◆ INPUT DATA
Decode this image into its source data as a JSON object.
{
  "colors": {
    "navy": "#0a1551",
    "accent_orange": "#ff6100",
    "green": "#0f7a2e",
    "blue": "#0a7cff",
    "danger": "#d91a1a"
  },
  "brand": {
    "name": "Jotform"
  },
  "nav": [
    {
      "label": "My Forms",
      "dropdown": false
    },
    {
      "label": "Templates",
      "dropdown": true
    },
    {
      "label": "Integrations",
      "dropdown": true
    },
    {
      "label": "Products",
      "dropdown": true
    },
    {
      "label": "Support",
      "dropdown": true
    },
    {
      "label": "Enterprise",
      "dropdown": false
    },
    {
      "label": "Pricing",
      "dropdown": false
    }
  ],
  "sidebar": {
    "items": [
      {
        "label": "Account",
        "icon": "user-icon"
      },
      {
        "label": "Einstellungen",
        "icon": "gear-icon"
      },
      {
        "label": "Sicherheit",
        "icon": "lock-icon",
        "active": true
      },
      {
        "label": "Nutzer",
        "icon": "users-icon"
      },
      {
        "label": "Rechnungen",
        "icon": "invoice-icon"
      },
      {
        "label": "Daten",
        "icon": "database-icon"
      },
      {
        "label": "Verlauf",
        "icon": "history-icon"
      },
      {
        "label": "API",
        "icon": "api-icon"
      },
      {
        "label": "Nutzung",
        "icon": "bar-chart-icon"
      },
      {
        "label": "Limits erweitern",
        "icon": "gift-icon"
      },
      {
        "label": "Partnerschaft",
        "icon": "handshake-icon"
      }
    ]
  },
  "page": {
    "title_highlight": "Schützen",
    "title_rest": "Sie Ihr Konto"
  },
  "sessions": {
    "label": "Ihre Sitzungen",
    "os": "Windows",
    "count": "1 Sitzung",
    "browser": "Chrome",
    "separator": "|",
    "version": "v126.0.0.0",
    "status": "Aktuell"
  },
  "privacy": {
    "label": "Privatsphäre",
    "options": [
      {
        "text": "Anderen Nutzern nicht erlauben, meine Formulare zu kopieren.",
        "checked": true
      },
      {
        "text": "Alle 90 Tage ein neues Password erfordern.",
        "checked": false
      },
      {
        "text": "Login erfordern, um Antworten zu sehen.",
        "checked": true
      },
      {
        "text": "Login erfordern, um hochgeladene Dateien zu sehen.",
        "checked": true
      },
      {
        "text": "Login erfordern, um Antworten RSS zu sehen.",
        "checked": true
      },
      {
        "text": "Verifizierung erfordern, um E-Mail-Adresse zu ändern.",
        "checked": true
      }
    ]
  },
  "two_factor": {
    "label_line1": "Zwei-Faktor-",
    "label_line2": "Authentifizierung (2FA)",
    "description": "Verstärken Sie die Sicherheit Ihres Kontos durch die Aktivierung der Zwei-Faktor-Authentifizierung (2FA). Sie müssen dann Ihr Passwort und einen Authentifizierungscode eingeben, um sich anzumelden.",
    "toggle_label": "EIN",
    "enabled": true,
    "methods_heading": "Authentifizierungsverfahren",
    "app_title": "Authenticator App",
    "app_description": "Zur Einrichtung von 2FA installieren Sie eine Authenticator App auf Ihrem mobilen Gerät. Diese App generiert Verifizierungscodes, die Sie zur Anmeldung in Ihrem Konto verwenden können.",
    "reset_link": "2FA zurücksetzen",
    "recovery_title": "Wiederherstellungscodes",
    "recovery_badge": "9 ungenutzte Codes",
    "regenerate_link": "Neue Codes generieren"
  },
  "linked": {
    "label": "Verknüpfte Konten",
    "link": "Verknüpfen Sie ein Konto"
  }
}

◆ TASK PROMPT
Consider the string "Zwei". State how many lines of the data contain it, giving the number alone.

◆ PROBLEM SOLUTION
2